Closing thoughts of the Ombudsman for the Rights of National Minorities

Exactly six years ago, on October 21, 2013, with the unanimous support of the leaders of thirteen nationalities, upon the nomination of the Ombudsman, the National Assembly entrusted me for six years with the protection of the rights of national minorities in Hungary. This assignment comes to an end today: the time for summary and thanks has come.

I have never been in doubt, but my work as a deputy commissioner for minority communities has taught me that there are human lives behind the law: the lives of people and communities who sometimes have to suffer discrimination and want to live and strengthen their national identity.
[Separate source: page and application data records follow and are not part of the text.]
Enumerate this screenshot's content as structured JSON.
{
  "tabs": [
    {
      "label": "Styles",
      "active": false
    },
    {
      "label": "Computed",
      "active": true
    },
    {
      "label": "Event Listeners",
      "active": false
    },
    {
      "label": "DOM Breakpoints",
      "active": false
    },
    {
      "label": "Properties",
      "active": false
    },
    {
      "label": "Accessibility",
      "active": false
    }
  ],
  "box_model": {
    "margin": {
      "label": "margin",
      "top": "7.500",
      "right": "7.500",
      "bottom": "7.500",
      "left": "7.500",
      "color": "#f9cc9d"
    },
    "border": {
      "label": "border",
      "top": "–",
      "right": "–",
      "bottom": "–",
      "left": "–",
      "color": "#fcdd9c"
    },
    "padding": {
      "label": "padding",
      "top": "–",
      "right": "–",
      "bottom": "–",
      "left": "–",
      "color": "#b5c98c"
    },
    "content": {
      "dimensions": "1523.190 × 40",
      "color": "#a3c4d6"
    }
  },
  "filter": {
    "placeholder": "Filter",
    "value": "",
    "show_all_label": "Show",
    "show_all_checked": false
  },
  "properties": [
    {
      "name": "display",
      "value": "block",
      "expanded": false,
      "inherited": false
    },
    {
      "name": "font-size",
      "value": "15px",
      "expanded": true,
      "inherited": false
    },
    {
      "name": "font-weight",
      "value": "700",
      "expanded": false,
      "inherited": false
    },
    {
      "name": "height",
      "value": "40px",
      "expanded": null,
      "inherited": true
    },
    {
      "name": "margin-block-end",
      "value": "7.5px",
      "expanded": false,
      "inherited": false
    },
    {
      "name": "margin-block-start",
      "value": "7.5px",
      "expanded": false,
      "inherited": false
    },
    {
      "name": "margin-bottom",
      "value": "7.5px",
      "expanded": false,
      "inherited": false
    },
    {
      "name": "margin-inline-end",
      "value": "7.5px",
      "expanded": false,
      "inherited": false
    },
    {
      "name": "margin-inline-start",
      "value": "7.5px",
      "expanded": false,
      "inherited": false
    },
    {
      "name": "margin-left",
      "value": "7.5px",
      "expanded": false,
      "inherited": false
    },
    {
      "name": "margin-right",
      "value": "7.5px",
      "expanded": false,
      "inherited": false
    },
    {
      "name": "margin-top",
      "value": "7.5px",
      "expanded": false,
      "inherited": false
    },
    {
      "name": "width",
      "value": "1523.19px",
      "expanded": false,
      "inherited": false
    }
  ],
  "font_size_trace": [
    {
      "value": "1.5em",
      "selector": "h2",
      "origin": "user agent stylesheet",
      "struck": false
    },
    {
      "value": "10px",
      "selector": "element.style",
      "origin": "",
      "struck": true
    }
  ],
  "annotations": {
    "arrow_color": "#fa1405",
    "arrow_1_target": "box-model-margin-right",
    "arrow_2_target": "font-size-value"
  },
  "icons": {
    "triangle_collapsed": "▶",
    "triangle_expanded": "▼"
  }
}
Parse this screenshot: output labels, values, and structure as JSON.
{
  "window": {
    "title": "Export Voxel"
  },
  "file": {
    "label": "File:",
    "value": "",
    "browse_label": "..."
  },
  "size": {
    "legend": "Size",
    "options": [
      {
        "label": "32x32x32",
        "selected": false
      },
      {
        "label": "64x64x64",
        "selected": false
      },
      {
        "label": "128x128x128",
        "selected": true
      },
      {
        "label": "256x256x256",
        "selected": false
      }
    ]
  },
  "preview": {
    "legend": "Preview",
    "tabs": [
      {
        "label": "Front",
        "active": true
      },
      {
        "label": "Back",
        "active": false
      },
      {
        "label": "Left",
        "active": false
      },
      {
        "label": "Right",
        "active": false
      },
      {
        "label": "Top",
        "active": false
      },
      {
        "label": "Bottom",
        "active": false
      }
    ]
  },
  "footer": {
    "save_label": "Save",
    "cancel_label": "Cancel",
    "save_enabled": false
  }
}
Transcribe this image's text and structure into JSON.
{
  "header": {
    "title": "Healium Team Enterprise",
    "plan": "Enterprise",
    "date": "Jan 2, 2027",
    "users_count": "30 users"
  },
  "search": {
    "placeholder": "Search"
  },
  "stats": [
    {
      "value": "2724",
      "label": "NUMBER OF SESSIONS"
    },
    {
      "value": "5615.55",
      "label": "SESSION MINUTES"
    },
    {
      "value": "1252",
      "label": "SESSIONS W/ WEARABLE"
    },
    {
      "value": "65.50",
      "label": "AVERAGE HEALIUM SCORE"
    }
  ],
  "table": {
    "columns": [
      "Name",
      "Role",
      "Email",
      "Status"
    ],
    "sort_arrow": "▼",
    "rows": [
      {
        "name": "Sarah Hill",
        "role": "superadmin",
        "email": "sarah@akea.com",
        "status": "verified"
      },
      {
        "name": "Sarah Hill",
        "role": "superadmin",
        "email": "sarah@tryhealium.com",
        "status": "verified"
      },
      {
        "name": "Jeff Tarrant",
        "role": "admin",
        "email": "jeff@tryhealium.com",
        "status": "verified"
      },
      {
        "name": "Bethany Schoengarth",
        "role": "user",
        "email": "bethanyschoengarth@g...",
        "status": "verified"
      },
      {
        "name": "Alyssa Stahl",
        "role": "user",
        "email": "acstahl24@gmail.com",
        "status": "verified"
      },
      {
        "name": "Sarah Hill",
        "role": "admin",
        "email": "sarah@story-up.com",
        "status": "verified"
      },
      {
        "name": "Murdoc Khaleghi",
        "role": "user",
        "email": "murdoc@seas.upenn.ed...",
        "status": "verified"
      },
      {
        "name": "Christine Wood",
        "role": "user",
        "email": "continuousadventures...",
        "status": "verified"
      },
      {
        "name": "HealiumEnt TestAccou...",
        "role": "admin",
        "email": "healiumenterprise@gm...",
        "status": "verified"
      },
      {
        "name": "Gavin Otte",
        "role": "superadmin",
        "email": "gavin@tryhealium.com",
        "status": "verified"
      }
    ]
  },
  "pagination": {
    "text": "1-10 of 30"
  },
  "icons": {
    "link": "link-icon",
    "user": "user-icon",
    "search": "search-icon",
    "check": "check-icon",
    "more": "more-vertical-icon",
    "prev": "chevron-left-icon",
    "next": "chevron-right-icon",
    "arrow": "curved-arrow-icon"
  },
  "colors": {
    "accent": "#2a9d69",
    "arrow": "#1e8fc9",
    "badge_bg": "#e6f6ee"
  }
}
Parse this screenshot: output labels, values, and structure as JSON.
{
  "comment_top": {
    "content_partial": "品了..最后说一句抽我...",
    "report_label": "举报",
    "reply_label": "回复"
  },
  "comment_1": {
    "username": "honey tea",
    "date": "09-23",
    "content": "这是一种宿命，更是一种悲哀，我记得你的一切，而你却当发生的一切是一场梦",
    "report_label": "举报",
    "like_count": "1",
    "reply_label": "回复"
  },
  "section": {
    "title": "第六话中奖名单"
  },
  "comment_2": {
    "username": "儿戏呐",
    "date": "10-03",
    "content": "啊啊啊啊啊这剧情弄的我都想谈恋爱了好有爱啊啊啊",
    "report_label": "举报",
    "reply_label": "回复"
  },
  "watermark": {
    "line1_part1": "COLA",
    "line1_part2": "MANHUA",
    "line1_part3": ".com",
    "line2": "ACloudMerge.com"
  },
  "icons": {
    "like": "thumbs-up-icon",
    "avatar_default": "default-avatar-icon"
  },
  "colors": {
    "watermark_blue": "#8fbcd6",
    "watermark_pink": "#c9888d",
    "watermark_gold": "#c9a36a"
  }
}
It was an honor to work for them – and even if my colleagues could not resolve the individual or community concerns of our complainants in all cases, we tried to provide independent and impartial professional cooperation to show the way towards the solutions and also to guide the authorities into this direction.

I am thankful for always being able to find partners in this: the leaders of nationality communities, nationality professionals, politicians with an affinity for nationalities, and members of independent professional organizations have helped me a lot in solving individual cases effectively and humanely.

During my mandate, I received almost 2,000 individual complaints, as well as requests and submissions from a wide range of actors in society, which form the basis of major reports and policy statements requiring systematic scrutiny. For me, these inputs and feedbacks verify the trust in the institution of the Ombudsman for the Rights of National Minorities and in the work we are engaged in with my staff members. It is also an evidence that the field of nationality law is a living, dynamic framework of the life of nationality communities, in which the enforcement of rights, the realization of cultural identity and autonomy, and the modern and fundamental interpretation and application of equal treatment often require our independent and impartial legal protection. I also thank my colleagues for their tireless and dedicated work and enthusiasm: their support meant a lot to me.

By meeting the invitations to the cultural, artistic programs and identity-fostering events of nationality communities, we were able to experience the diversity of nationality existence: the events, in addition to the well-known diversity of nationality cultures, are clear evidence of the self-organizing and self-developing ability of nationality communities.

Thank you for the past six years and hope to continue working together!

Elisabeth Sándor-Szalay